Marriage forum creates tension in Davis Center

The Vermont Marriage Advisory Council (VMAC) met on Saturday in the Silver Maple Ballroom to host a forum to address the question: Does Traditional Marriage Matter? According to Dr. Patrick Fagan, clinical psychologist and president of the Family Research Council in Washington D.C., it does matter. Furthermore, he said, the future of our children is at stake. Fagan and Monte Stewart, president of the Marriage Law Foundation, compiled a detailed slideshow of facts that states the future of children’s rights depends upon which method of institutionalized marriage is chosen. They concluded that traditional marriage is favorable over same-sex marriage. The UVM Community met the VMAC with strong opposition.
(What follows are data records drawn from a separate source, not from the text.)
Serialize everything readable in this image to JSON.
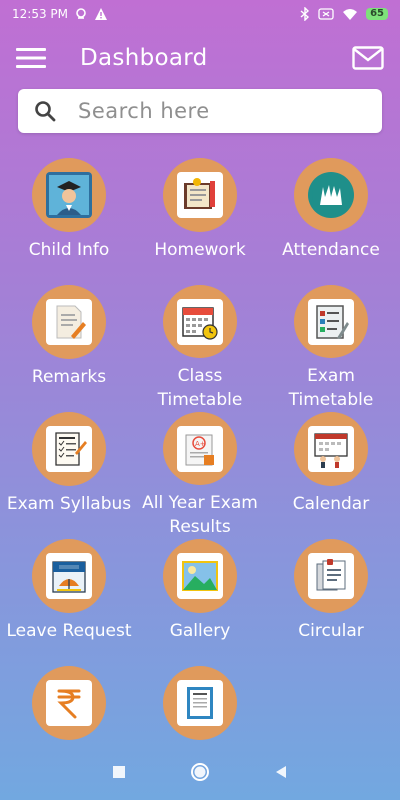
{
  "status_bar": {
    "time": "12:53 PM",
    "battery": "65"
  },
  "app_bar": {
    "title": "Dashboard"
  },
  "search": {
    "placeholder": "Search here"
  },
  "tiles": [
    {
      "label": "Child Info",
      "icon": "student-icon"
    },
    {
      "label": "Homework",
      "icon": "homework-icon"
    },
    {
      "label": "Attendance",
      "icon": "attendance-icon"
    },
    {
      "label": "Remarks",
      "icon": "remarks-icon"
    },
    {
      "label": "Class Timetable",
      "icon": "class-timetable-icon"
    },
    {
      "label": "Exam Timetable",
      "icon": "exam-timetable-icon"
    },
    {
      "label": "Exam Syllabus",
      "icon": "exam-syllabus-icon"
    },
    {
      "label": "All Year Exam Results",
      "icon": "exam-results-icon"
    },
    {
      "label": "Calendar",
      "icon": "calendar-icon"
    },
    {
      "label": "Leave Request",
      "icon": "leave-icon"
    },
    {
      "label": "Gallery",
      "icon": "gallery-icon"
    },
    {
      "label": "Circular",
      "icon": "circular-icon"
    },
    {
      "label": "",
      "icon": "fees-icon"
    },
    {
      "label": "",
      "icon": "receipt-icon"
    }
  ],
  "colors": {
    "tile_circle": "#e09a5c",
    "gradient_top": "#c06fd3",
    "gradient_bottom": "#72a8e0"
  }
}
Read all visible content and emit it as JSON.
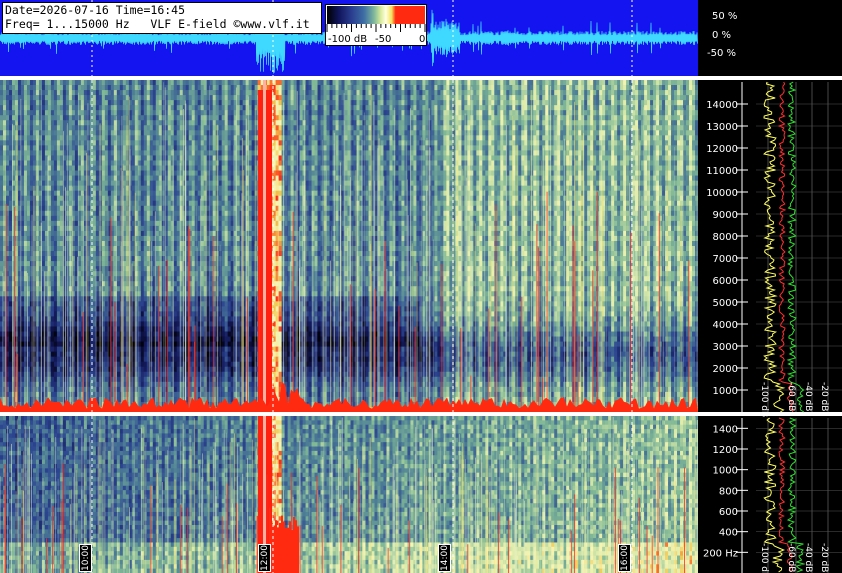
{
  "header": {
    "line1": "Date=2026-07-16 Time=16:45",
    "line2": "Freq= 1...15000 Hz   VLF E-field ©www.vlf.it"
  },
  "colorbar": {
    "labels": [
      "-100 dB",
      "-50",
      "0"
    ],
    "colors": [
      "#000000",
      "#2a3d8f",
      "#7fb79b",
      "#ffffe0",
      "#ff2a10"
    ]
  },
  "waveform": {
    "scale_labels": [
      "50 %",
      "0 %",
      "-50 %"
    ],
    "background": "#1414f0",
    "trace_color": "#3fd8ff"
  },
  "chart_data": [
    {
      "type": "heatmap",
      "title": "",
      "panel": "full-range",
      "y_unit": "Hz",
      "ylim": [
        0,
        15000
      ],
      "yticks": [
        "1000",
        "2000",
        "3000",
        "4000",
        "5000",
        "6000",
        "7000",
        "8000",
        "9000",
        "10000",
        "11000",
        "12000",
        "13000",
        "14000"
      ],
      "xticks": [
        "10:00",
        "12:00",
        "14:00",
        "16:00"
      ],
      "profile_axis_labels": [
        "-100 dB",
        "-60 dB",
        "-40 dB",
        "-20 dB"
      ]
    },
    {
      "type": "heatmap",
      "title": "",
      "panel": "low-frequency",
      "y_unit": "Hz",
      "ylim": [
        0,
        1500
      ],
      "yticks": [
        "200 Hz",
        "400",
        "600",
        "800",
        "1000",
        "1200",
        "1400"
      ],
      "xticks": [
        "10:00",
        "12:00",
        "14:00",
        "16:00"
      ],
      "profile_axis_labels": [
        "-100 dB",
        "-60 dB",
        "-40 dB",
        "-20 dB"
      ]
    }
  ]
}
Prior to the forum, UVM President Daniel Mark Fogel issued an empathetic email to the UVM Community, urging the people to respect the VMAC and its opposition to same-sex marriage, while maintaining support for the Lesbian, Gay, Bisexual, Transgender and Questioning Ally (LGBTQA) community. In his email, Fogel refused to position UVM against rights to freedom of speech, no matter how controversial the topic is.Using statistical evidence, Fagan and Stewart made it very clear that an increased divorce rate is a major contributor to the increased poverty rate in the United States. Therefore, as described by Fagan and Stewart, marriage is a vital social institution because it coincides with education, religion, politics, and economics. The VMAC posed three variations of the institution of marriage that they believe the Vermont citizens will be obligated to choose from in the near future. The following options are 1) traditional marriage; 2) marriage between any two individuals regardless of gender; and, 3) no established marital institution whatsoever. However VMAC fears that not having an established marital institution would be detrimental to society. The two debating opponents of Fagan and Stewart, also members of VMAC, were Rutland family attorney Judy Barone and Middlebury attorney Anthony Duprey. Though somewhat dismayed by the audience’s personal agendas, Barone strongly urged the community to look beyond the obvious moral question of right and wrong, “and realize that there is a choice that must be made.” The debate emphasized child’s rights, rather than focusing completely on the institution of same-sex marriage. “There was a factual rationale that was lacking though; the VMAC can’t just use correlations to disqualify same-sex marriage,” Vincent-Bryan, Vice President of SGA said. Advocates of same-sex marriage argued that the institution of marriage is beneficial regardless of gender. They repeatedly questioned the data that Fagan and Stewart relied upon in an effort to weaken VMAC’s predicted outcome of same-sex marriage. Although the debate over child’s rights and institutionalized marriage is far from over, Saturday’s forum gave both advocates and antagonists of same-sex marriage a chance to openly discuss a sensitive issue while searching for a solution.